Another trait, more subtle, concerns the instinct to strike in the face of vulnerability. This is evidently another binary property, with the dichotomy between ‘animal nature’ (strike) and ‘civilised human nature’ (back off). A good illustration was an incident which occurred with a tiger in a zoo in Indonesia or somewhere. Its keeper had handled it since it was a cub and with that familiarity the tiger was always placid. One day the keeper was inside the compound repairing its fence and fell from his ladder, breaking his leg. Seeing his injured state and sensing his vulnerability, the big cat sprang and killed him.
A friend in Amsterdam recounted how he had been walking along a quiet road and passed a car parked at the side with some Arabic men sitting in it. Walking on, he half-stumbled on a flagstone or something and at this the men, who turned out to be Moroccans, emerged from the car and beat him up. This particular account is well-remembered, since it features in The Tyranny of Ambiguity, but is typical. A show of weakness inspires the urge to attack. Among civilised men the instinct is the opposite. In British prisons, criminals who prey on the elderly, the disabled or children are despised.
Darwin observed that women had more animal natures than men, with their greater reliance on intuition, emotionality, acuity of signals (shared by Negroes, he also said) and capacity for imitation (also shared). I would add speed of response and opportunism to the list.

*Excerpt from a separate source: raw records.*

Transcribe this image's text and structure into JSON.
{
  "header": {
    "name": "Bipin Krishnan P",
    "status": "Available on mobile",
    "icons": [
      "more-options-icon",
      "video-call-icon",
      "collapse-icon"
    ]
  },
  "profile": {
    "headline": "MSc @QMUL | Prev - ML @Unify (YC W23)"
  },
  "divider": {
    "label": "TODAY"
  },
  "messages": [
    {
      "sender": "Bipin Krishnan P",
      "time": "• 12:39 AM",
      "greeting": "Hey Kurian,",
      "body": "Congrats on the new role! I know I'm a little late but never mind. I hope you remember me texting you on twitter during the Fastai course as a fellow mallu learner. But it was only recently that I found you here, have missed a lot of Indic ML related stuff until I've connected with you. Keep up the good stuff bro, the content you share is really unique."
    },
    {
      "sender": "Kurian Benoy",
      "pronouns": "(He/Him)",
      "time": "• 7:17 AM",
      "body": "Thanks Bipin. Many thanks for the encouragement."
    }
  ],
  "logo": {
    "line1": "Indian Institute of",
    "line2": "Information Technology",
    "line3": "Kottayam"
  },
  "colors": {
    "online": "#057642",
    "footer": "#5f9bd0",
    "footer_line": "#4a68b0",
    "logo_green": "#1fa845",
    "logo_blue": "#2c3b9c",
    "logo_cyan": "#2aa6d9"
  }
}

The evolutionary competitor of White women is White men. Her opponent can also be children and other women, but her provider, and opponent in the ultimate game, the male-female game, is men. If there is tribal or racial conflict, or indeed almost any physical conflict, she is a bystander and becomes a spoil of war. This is certainly true of our evolutionary past and is just as true today. Of course in past ages she faced adversity such as childbirth and all the other hardships of the time, but the only opponent she had to manipulate was men. Manipulate them she must, because for as long as women have had undergarments men have been trying to get into them and the maiden who lost control of sex quickly found herself up the spout. That is, pregnant and socially shamed, burdened, alone or some combination of these. Whatever her environment, she faced serious consequences.
In reality, male and female are opposites and only in very limited circumstances do their interests coincide – when both combine to replicate each others’ genes. Most of the time, male and female interests conflict. With this single (but crucial) exception, their interests are diametrically opposed.
A counselling psychologist in Amsterdam I knew had many clients sent to him by the city. His female clients would express guilt about their actions involving children and animals but never concerning men. I’m reminded of a report some years ago that the BBC received more viewer complaints about the beating up of a teddy bear than real, actual violence. Women’s ‘attack on vulnerability’ switch does not operate on children, or cute fluffy animals, but it does operate on men. Though in the human case the assault is more likely to be verbal and/or psychological. It will often be performed under a pretext.
Applying this to our situation now, this means that when alien forces are undermining men, collectively demoralising and weakening them, when fourth generation warfare is underway and all manner of means are being employed to deter men from exercising any authority or control, women, in the main, will simply go along with it, and join in.